Once more into the journalistic breach: Rescuing Spring Green, Wis. from the 'Tribune'

August 30, 2011

This weekend's Chicago Tribune travel section contained a piece about a trip to Spring Green, Wis.--and if the married reporters' capabilities are truly reflected in this piece, it's no wonder the paper is circling the drain. Spring Green has only three attractions, and they are hardly of equal value; but the article gives one-third to Frank Lloyd Wright's Taliesin home and studio, one-third to the bizarre accumulation of crap that styles itself the House on the Rock, and one-third to the excellent American Players Theatre. And, because the format of the article compared the current experience to that of the couple 25 years ago, when all was said and done the author had only one sentence to spare for the two plays she and her husband had seen. Actually, even that's false: she had only one sentence to spare for the entire playgoing experience, including the fact that the hill is steep, the weather was hot, and the air-conditioning and toilets work in the new downhill theater. I suspect much the same could be said of any storefront theater in Chicago. So the article leaves hanging the very question it purports to answer: Why go to Spring Green?

But, as ever, I'm here to correct to errors of the wayward press (when not making them myself). So here's a quick-and-dirty on a weekend in Spring Green--worth knowing about because the activities in the area continue through mid-October. First, the plays: I saw Crime & Punishment (as adapted by Marilyn Campbell and Curt Columbus), and though it was inevitably different from the world premiere version I'd seen at Writers' Theatre it did not suffer by comparison. Raskolnikov was played by Chicagoan Matt Schwader, who did us proud, managing the wild and constant changes of direction in the mood and morals of this young law student. And the pair of Milwaukee actors who play all the other roles in Dostoevsky's magnum opus are equally capable. James Ridge shone as Porfiry, the inspector who plays with Raskolnikov like a spider preparing his dinner, and Colleen Madden achieved the nearly-impossible task of making whore-with-heart-of-gold Sonia into a real person. She also ably distinguished between the murdered old pawnbroker and her murdered old sister, a non-trivial task.

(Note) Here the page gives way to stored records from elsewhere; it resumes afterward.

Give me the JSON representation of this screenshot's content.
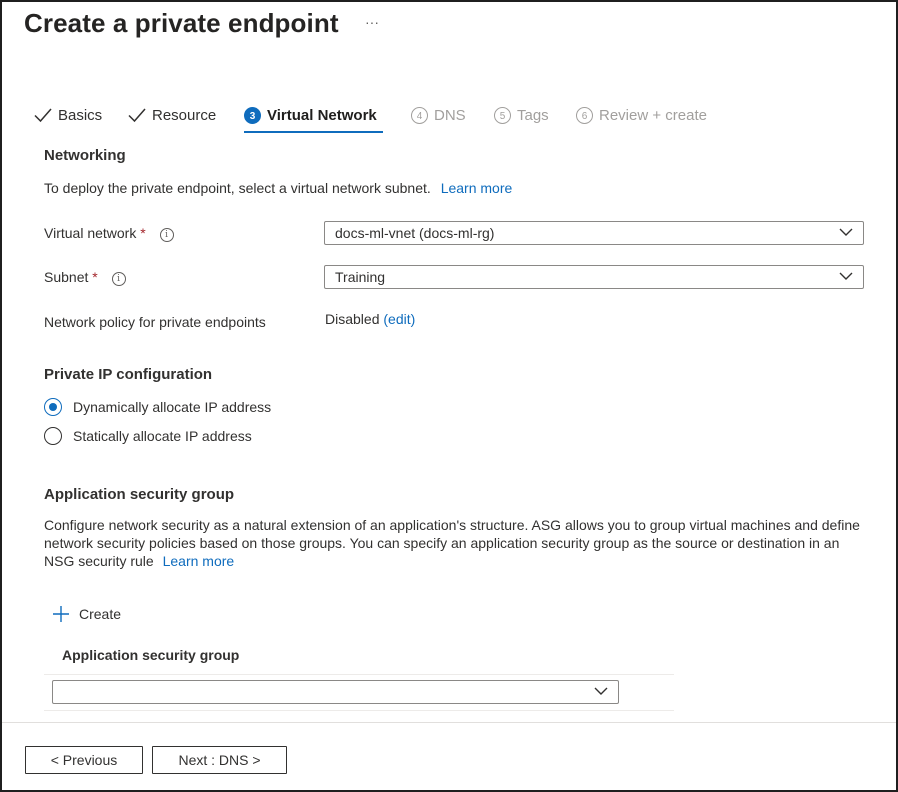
{
  "page": {
    "title": "Create a private endpoint",
    "more": "···"
  },
  "tabs": [
    {
      "label": "Basics",
      "state": "completed"
    },
    {
      "label": "Resource",
      "state": "completed"
    },
    {
      "number": "3",
      "label": "Virtual Network",
      "state": "active"
    },
    {
      "number": "4",
      "label": "DNS",
      "state": "disabled"
    },
    {
      "number": "5",
      "label": "Tags",
      "state": "disabled"
    },
    {
      "number": "6",
      "label": "Review + create",
      "state": "disabled"
    }
  ],
  "networking": {
    "heading": "Networking",
    "description": "To deploy the private endpoint, select a virtual network subnet.",
    "learn_more": "Learn more",
    "virtual_network_label": "Virtual network",
    "virtual_network_value": "docs-ml-vnet (docs-ml-rg)",
    "subnet_label": "Subnet",
    "subnet_value": "Training",
    "required_mark": "*",
    "info_glyph": "i",
    "policy_label": "Network policy for private endpoints",
    "policy_value": "Disabled",
    "policy_edit": "(edit)"
  },
  "ip_config": {
    "heading": "Private IP configuration",
    "options": [
      {
        "label": "Dynamically allocate IP address",
        "selected": true
      },
      {
        "label": "Statically allocate IP address",
        "selected": false
      }
    ]
  },
  "asg": {
    "heading": "Application security group",
    "description": "Configure network security as a natural extension of an application's structure. ASG allows you to group virtual machines and define network security policies based on those groups. You can specify an application security group as the source or destination in an NSG security rule",
    "learn_more": "Learn more",
    "create_label": "Create",
    "column_header": "Application security group",
    "select_value": ""
  },
  "footer": {
    "previous": "< Previous",
    "next": "Next : DNS >"
  },
  "colors": {
    "accent": "#0f6cbd",
    "required": "#a4262c",
    "text": "#323130",
    "disabled": "#a19f9d"
  }
}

And until this very second, writing these reviews, I had no idea that the protean Ms. Madden also plays Ruth, the brittle, infuriated and put-upon living wife in Noel Coward's Blithe Spirit. She's terrific in that role, as well, and gets as good as she gives from Deborah Staples as Elvira the other wife--charming, predatory and dead--who comes back invisibly to torment her. As husband Charles, Jim DeVita is the flywheel who makes this tricycle go. The show looks gorgeous, with a spare but elegant set laid against a spider-webby drop which goes perfectly with Elvira's pale limbs and grasping fingers. Blithe Spirit, in my opinion, is the best of the Cowards, and APT has given it the best of productions.

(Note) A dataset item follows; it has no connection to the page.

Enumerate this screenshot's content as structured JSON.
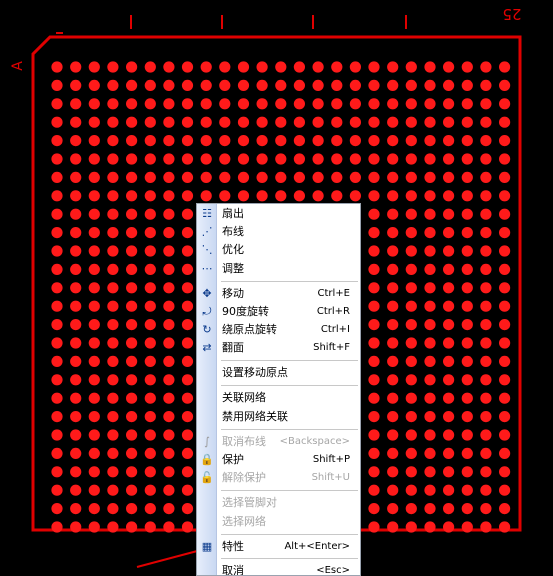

Meanwhile, the town of Spring Green itself is virtually dead, so we stayed in Mineral Point, about 15 miles the other side of the APT grounds. Mineral Point is like Galena, being an old lead-mining town which reinvented itself; but instead of Galena's antiques, Mineral Point offers fine crafts--pottery and fiber arts in particular. The quality is as high as in the galleries of Door County but the cost is considerably less. There are small hotels and bed-and-breakfasts galore (which you'll need, as Spring Green has fewer and fewer hostelries), an old-style cafe serving Cornish pasties (The Red Rooster Inn) and a couple of "high-end restaurants" whose prices, again, are easier on the wallet than equivalent fare in other resort areas, or in Chicago.

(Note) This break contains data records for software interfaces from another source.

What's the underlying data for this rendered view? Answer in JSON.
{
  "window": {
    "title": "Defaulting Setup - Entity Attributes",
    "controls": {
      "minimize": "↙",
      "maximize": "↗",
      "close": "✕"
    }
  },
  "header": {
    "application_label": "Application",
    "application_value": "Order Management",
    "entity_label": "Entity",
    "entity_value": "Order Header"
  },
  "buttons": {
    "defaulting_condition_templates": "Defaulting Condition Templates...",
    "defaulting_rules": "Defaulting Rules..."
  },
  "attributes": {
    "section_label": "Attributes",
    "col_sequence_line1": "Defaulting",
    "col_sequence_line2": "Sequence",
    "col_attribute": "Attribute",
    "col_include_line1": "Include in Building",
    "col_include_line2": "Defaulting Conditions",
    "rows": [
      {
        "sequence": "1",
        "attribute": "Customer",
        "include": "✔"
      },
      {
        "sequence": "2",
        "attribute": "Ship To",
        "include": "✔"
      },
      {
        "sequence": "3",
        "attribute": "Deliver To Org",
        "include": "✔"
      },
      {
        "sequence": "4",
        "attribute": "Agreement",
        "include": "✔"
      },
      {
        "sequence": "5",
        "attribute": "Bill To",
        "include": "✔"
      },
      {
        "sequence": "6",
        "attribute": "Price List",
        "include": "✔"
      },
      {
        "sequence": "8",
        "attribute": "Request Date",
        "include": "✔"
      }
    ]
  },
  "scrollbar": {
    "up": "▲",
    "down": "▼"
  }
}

"Spring Green"--meaning the entire concept, outdoor summer theater in a beautiful and interesting setting--was wonderful 25 years ago--like the Tribune reporters, I was there. But today the theater is orders of magnitude stronger, and the environment richer and more charming. Of how many fondly-remembered things can one say that?